(Data for processing)

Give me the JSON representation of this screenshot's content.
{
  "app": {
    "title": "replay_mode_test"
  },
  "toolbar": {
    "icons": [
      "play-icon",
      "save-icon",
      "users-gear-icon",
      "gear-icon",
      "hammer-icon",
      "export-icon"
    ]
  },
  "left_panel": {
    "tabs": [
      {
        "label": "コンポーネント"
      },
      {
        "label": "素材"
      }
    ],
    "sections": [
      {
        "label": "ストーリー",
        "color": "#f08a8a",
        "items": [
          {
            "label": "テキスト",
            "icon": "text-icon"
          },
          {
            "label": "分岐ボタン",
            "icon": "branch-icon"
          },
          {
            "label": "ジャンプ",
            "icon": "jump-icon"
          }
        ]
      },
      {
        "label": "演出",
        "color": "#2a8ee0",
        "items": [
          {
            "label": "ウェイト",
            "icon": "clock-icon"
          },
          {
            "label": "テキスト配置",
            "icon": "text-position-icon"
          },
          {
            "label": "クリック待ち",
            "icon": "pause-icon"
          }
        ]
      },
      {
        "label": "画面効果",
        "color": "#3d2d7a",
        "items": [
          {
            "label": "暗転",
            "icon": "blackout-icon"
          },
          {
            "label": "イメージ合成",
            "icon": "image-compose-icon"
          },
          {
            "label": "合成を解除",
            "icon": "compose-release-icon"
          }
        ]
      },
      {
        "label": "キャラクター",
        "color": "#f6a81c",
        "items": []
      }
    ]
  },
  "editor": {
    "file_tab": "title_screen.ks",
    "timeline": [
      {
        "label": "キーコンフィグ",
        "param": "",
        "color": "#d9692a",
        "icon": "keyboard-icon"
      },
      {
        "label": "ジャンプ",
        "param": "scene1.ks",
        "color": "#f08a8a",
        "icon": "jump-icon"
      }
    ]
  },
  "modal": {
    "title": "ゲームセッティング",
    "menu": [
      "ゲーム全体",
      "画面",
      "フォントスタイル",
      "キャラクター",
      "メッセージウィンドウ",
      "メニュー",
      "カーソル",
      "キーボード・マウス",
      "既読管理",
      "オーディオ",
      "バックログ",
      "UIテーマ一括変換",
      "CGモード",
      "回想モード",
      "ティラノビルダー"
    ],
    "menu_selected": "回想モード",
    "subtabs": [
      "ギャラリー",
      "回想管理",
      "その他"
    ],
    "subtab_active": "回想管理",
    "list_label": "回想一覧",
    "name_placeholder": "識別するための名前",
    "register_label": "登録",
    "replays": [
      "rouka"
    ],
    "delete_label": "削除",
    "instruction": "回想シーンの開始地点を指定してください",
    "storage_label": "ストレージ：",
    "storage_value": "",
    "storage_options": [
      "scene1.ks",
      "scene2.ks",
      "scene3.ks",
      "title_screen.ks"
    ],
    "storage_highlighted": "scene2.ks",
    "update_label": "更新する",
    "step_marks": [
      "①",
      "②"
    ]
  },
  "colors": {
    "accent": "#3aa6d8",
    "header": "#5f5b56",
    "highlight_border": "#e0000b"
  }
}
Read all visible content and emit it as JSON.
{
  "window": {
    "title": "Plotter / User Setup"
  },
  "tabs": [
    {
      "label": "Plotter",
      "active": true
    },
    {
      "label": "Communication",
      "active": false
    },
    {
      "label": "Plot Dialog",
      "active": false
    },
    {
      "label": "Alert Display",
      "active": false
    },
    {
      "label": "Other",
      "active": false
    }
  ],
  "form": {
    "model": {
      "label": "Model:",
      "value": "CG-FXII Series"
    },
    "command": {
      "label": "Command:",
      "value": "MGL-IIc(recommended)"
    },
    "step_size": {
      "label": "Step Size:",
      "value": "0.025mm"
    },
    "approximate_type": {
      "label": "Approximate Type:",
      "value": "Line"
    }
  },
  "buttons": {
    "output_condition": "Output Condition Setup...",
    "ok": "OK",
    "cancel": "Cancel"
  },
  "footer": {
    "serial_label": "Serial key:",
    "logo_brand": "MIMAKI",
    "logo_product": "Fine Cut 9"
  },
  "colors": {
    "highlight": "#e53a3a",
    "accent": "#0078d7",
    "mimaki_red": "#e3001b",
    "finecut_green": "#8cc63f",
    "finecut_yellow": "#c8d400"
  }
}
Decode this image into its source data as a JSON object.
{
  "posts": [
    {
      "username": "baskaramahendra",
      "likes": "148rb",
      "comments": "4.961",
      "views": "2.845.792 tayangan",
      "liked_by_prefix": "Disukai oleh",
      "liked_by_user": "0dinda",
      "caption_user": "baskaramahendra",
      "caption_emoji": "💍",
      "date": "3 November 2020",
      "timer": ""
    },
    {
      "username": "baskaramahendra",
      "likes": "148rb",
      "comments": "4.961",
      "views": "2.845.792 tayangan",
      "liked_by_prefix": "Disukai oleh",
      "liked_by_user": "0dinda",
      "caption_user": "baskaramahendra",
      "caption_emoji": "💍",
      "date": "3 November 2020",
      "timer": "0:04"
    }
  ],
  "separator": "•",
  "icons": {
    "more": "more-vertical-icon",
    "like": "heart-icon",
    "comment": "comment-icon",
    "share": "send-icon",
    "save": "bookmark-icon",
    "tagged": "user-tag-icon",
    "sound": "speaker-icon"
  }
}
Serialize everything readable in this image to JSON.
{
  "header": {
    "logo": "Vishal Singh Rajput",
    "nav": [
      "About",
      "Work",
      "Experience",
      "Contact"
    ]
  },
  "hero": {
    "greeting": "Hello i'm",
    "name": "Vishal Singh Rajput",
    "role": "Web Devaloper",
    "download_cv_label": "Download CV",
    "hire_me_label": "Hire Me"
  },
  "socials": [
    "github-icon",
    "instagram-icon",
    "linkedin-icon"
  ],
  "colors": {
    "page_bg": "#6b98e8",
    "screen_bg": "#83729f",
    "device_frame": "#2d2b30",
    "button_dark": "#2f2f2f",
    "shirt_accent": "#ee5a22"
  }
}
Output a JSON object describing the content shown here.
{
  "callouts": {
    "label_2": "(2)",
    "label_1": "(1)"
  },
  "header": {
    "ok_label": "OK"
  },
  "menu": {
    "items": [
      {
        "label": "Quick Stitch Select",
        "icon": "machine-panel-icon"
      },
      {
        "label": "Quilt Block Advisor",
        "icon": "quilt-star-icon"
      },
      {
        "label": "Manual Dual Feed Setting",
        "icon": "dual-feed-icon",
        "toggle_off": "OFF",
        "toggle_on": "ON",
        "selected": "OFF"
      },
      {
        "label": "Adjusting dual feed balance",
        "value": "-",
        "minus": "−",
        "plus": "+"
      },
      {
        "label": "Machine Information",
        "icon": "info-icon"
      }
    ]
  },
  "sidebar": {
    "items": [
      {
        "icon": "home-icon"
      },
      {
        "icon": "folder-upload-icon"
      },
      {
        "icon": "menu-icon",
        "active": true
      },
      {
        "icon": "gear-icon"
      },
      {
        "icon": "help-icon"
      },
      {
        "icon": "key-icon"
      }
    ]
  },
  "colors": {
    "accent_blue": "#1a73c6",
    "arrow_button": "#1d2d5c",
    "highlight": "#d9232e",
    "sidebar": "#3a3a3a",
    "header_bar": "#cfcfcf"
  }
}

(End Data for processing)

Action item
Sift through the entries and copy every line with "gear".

Written answer
      "users-gear-icon",
      "gear-icon",
        "icon": "gear-icon"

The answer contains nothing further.